[Start of Attachment]

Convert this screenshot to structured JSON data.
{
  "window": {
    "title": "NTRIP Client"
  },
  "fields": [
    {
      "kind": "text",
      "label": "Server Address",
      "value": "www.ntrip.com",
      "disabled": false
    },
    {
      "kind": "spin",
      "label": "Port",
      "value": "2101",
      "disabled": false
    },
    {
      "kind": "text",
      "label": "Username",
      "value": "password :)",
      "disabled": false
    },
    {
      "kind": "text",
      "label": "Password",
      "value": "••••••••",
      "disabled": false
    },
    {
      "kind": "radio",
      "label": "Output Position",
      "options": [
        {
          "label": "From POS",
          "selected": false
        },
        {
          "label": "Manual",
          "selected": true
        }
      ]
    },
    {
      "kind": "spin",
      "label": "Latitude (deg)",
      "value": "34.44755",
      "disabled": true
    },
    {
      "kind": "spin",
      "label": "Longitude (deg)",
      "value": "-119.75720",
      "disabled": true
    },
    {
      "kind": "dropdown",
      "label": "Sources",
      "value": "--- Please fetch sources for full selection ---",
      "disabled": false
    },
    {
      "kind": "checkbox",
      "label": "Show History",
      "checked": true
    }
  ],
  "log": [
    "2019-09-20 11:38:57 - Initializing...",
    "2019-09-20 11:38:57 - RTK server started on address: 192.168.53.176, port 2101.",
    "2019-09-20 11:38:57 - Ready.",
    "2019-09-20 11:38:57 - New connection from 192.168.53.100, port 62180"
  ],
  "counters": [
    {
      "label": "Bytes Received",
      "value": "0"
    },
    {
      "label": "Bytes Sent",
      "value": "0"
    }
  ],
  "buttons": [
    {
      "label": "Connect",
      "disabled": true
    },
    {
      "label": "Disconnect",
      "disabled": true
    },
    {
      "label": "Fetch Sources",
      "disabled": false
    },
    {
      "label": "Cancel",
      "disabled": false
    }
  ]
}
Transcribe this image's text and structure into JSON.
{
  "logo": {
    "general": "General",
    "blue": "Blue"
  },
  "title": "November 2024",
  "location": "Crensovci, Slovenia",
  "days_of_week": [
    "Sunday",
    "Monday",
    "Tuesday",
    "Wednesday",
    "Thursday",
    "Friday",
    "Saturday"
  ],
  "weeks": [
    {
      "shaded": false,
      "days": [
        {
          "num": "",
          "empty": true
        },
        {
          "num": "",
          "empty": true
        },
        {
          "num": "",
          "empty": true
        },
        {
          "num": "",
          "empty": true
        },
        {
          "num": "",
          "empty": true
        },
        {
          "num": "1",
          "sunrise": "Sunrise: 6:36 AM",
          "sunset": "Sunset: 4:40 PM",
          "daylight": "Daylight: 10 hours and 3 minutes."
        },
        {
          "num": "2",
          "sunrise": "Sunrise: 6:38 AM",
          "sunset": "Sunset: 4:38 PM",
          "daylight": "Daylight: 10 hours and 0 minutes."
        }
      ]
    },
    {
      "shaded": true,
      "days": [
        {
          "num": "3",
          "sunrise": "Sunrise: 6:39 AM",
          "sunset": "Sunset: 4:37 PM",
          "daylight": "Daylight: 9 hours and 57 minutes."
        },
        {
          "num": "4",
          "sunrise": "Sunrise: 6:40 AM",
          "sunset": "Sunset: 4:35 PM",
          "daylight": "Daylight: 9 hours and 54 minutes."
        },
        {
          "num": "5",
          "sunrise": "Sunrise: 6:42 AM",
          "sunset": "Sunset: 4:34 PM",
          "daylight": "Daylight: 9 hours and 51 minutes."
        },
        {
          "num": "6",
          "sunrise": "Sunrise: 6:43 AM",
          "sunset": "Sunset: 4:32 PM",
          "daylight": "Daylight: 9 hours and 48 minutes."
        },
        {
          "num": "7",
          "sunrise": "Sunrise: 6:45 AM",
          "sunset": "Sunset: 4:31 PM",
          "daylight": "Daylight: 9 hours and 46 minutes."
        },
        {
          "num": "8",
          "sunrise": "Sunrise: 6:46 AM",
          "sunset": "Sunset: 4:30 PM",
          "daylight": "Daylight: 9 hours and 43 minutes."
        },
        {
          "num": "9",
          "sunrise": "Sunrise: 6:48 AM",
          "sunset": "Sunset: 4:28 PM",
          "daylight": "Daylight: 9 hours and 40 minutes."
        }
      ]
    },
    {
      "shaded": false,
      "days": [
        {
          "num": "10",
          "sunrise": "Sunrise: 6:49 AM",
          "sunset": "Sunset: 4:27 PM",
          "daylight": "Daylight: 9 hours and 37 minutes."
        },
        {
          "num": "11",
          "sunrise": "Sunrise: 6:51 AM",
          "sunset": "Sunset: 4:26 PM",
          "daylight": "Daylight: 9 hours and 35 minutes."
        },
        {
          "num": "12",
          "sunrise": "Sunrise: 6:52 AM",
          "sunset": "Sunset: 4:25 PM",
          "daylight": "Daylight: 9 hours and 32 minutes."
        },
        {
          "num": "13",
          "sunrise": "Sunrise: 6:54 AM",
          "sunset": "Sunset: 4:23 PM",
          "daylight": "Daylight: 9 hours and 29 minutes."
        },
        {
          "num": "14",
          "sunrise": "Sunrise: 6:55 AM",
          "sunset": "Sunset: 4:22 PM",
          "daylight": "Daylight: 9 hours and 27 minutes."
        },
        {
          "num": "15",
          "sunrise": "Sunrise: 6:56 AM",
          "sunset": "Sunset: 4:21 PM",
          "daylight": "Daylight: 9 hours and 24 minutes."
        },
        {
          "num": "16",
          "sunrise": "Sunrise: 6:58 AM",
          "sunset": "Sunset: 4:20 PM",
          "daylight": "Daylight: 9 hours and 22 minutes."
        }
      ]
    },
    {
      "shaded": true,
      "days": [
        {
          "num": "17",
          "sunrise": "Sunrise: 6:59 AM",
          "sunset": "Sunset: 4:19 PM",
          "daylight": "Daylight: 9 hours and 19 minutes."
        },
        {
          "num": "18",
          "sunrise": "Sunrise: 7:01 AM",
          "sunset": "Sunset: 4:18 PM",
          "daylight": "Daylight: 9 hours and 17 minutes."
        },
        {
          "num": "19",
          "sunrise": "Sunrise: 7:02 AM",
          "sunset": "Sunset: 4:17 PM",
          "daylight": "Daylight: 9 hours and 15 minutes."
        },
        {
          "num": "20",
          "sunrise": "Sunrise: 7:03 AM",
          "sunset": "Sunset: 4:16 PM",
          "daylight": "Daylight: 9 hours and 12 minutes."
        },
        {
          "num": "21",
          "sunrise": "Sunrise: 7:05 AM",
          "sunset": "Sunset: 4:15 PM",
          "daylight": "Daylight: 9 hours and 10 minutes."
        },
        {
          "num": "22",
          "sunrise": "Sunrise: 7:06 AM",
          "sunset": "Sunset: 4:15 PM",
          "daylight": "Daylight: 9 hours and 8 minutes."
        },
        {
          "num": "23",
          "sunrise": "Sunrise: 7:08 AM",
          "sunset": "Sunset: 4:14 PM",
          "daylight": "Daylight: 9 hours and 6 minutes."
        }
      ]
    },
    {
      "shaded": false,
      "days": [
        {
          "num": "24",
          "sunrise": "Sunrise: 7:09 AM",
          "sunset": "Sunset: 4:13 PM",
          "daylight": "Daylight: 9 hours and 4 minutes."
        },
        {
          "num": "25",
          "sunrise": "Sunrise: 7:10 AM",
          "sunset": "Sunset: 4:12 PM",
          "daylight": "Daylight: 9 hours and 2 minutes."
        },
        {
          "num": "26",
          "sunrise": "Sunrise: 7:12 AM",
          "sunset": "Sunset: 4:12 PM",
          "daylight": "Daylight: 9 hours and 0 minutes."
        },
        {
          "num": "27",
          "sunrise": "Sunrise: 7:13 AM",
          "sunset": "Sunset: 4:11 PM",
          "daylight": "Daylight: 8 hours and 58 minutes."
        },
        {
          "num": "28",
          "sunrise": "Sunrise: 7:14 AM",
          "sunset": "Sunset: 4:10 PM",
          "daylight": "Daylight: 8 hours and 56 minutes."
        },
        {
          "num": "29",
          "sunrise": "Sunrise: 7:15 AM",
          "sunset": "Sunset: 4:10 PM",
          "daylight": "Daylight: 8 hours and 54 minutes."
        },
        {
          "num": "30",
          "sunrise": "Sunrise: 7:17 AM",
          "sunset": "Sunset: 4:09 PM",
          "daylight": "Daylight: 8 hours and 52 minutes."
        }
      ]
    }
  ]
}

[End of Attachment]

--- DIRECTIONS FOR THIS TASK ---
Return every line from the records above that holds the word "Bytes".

--- SOLUTION TO THE PROBLEM ---
      "label": "Bytes Received",
      "label": "Bytes Sent",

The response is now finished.